(What you should do): Write the records out again, exactly.
* * * * *
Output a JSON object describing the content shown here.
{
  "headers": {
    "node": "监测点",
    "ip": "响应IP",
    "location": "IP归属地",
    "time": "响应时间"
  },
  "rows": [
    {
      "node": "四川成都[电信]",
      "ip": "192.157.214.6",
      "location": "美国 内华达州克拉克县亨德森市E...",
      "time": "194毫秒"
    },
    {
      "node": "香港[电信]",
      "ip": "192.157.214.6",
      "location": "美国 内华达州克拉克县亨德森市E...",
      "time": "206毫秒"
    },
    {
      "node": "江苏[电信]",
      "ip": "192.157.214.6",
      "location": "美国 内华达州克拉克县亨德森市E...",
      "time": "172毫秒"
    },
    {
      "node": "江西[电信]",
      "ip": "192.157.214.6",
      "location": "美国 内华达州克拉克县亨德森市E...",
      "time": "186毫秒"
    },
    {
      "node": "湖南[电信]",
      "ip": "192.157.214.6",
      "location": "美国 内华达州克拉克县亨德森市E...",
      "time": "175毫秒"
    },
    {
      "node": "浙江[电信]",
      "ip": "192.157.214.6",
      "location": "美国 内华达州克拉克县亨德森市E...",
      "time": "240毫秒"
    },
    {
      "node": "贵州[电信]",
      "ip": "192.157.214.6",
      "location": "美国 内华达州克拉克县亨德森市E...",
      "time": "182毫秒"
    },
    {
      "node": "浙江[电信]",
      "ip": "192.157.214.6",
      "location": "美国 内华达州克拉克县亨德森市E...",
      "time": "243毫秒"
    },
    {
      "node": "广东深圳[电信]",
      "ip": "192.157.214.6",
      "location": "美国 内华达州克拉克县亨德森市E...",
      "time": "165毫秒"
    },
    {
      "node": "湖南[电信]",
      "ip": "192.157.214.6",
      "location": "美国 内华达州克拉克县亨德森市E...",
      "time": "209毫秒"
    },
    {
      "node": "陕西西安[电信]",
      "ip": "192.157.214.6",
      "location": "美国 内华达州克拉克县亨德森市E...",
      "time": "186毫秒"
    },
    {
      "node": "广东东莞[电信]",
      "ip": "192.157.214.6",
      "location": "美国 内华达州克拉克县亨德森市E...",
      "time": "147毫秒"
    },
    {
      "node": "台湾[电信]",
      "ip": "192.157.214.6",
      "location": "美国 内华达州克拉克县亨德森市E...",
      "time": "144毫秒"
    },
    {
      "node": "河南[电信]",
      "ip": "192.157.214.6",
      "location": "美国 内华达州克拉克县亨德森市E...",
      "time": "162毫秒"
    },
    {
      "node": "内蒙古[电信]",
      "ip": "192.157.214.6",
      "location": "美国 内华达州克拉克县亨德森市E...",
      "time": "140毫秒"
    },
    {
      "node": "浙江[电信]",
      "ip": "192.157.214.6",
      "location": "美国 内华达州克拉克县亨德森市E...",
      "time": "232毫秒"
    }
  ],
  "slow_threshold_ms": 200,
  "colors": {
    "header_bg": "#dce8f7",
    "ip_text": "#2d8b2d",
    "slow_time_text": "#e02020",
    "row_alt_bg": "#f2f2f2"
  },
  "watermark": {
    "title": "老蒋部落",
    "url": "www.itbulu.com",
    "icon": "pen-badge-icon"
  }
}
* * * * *
(Output below):
Output a JSON object describing the content shown here.
{
  "headers": {
    "node": "监测点",
    "ip": "响应IP",
    "location": "IP归属地",
    "time": "响应时间"
  },
  "rows": [
    {
      "node": "四川成都[电信]",
      "ip": "192.157.214.6",
      "location": "美国 内华达州克拉克县亨德森市E...",
      "time": "194毫秒"
    },
    {
      "node": "香港[电信]",
      "ip": "192.157.214.6",
      "location": "美国 内华达州克拉克县亨德森市E...",
      "time": "206毫秒"
    },
    {
      "node": "江苏[电信]",
      "ip": "192.157.214.6",
      "location": "美国 内华达州克拉克县亨德森市E...",
      "time": "172毫秒"
    },
    {
      "node": "江西[电信]",
      "ip": "192.157.214.6",
      "location": "美国 内华达州克拉克县亨德森市E...",
      "time": "186毫秒"
    },
    {
      "node": "湖南[电信]",
      "ip": "192.157.214.6",
      "location": "美国 内华达州克拉克县亨德森市E...",
      "time": "175毫秒"
    },
    {
      "node": "浙江[电信]",
      "ip": "192.157.214.6",
      "location": "美国 内华达州克拉克县亨德森市E...",
      "time": "240毫秒"
    },
    {
      "node": "贵州[电信]",
      "ip": "192.157.214.6",
      "location": "美国 内华达州克拉克县亨德森市E...",
      "time": "182毫秒"
    },
    {
      "node": "浙江[电信]",
      "ip": "192.157.214.6",
      "location": "美国 内华达州克拉克县亨德森市E...",
      "time": "243毫秒"
    },
    {
      "node": "广东深圳[电信]",
      "ip": "192.157.214.6",
      "location": "美国 内华达州克拉克县亨德森市E...",
      "time": "165毫秒"
    },
    {
      "node": "湖南[电信]",
      "ip": "192.157.214.6",
      "location": "美国 内华达州克拉克县亨德森市E...",
      "time": "209毫秒"
    },
    {
      "node": "陕西西安[电信]",
      "ip": "192.157.214.6",
      "location": "美国 内华达州克拉克县亨德森市E...",
      "time": "186毫秒"
    },
    {
      "node": "广东东莞[电信]",
      "ip": "192.157.214.6",
      "location": "美国 内华达州克拉克县亨德森市E...",
      "time": "147毫秒"
    },
    {
      "node": "台湾[电信]",
      "ip": "192.157.214.6",
      "location": "美国 内华达州克拉克县亨德森市E...",
      "time": "144毫秒"
    },
    {
      "node": "河南[电信]",
      "ip": "192.157.214.6",
      "location": "美国 内华达州克拉克县亨德森市E...",
      "time": "162毫秒"
    },
    {
      "node": "内蒙古[电信]",
      "ip": "192.157.214.6",
      "location": "美国 内华达州克拉克县亨德森市E...",
      "time": "140毫秒"
    },
    {
      "node": "浙江[电信]",
      "ip": "192.157.214.6",
      "location": "美国 内华达州克拉克县亨德森市E...",
      "time": "232毫秒"
    }
  ],
  "slow_threshold_ms": 200,
  "colors": {
    "header_bg": "#dce8f7",
    "ip_text": "#2d8b2d",
    "slow_time_text": "#e02020",
    "row_alt_bg": "#f2f2f2"
  },
  "watermark": {
    "title": "老蒋部落",
    "url": "www.itbulu.com",
    "icon": "pen-badge-icon"
  }
}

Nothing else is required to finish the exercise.